Grain, Coal & Monks.
There’s a particular kind of elation that floods the entire group after a long, blistering ride like today finally ends: you climb off the bike covered on coal smoke, dust, crystallized sweat and Lord-knows-what from the road and waddle into a hotel lobby to be greeted by other riders, some equally filthy, some freshly showered. Miracles of miracles: the beers are cold. This is the way to end a ride.
Until today, when the route into Dengfeng encountered some of the first climbing of the Silk Route, most of the route from Nanjing has been the kind of stuff a cycle tourist dream about: kilometer after kilometer of wide bike lands and smooth pavement, endless acres of wheat, rice and grain stretching out on both sides of the the tree-lined byways.
We spent two days in Nanjing, exploring the parks and old city before entering and crossing the Anhui Province – the agricultural land of China’s breadbasket, where heavy farm equipment trundled down the road alongside the typical traffic of cars, scooters, buses and three-wheeled rattletraps. These have been long days on the bike – averaging about 150km – but the flat topography of eastern China is ideal for getting your legs (and backside) in shape for the trials ahead.
We’ve typically been on the road at 7:30, after scarfing down some noodles. Eventually, the group exits the small cities where we stay onto long stretches of paved byways, passing farms and light industrial areas. (We even saw a small silk harvesting operation, which was drying cocoons on the roadside.) Just before the rural scenery gets monotonous, the route will inevitably enter a small, frantic town – the sudden blaring horns and gnarled traffic, often a local market. It can be nervy a nervy way to sharpen the nerves, but as suddenly as it starts its over again, and we’re back on the open road again.
Today, as we entered the Henan Province, this relaxed pattern was interrupted by some of the most challenging riding of the trip so far: a corridor of bone-jarring construction, a number of gritty coal towns and narrow, spoke-breaking roads.
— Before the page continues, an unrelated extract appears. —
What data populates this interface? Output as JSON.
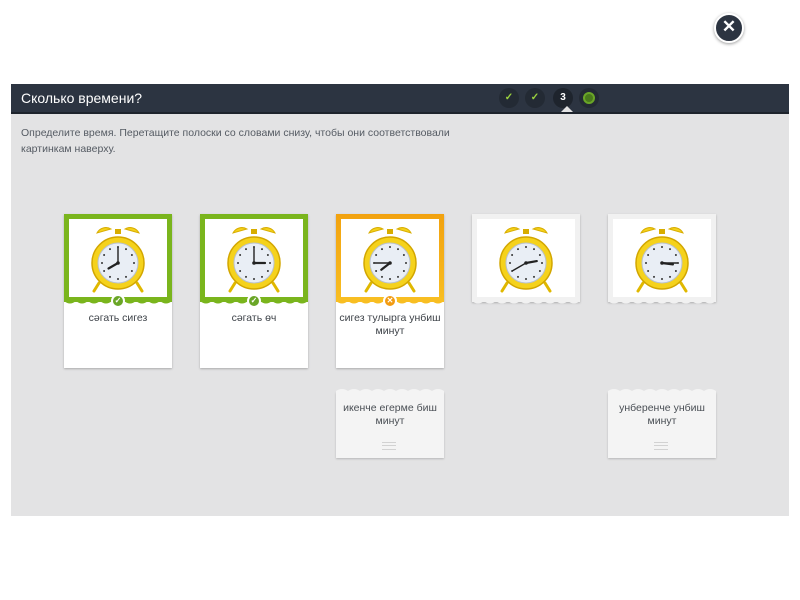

Finally, in the unrelenting heat of the afternoon, we neared Dengfeng, and saw the first topographical change, the sudden Songshan range which cradles one of the Shaolin Temple, considered the birthplace of Zen Buddhism.
Tomorrow, a short,easy ride brings us to Louyang where we’ll have a rest day and get a chance to visit more of China’s most ancient Buddhist temples – a tranquil way to unwind from the long opening days.
— Nate Cavalieri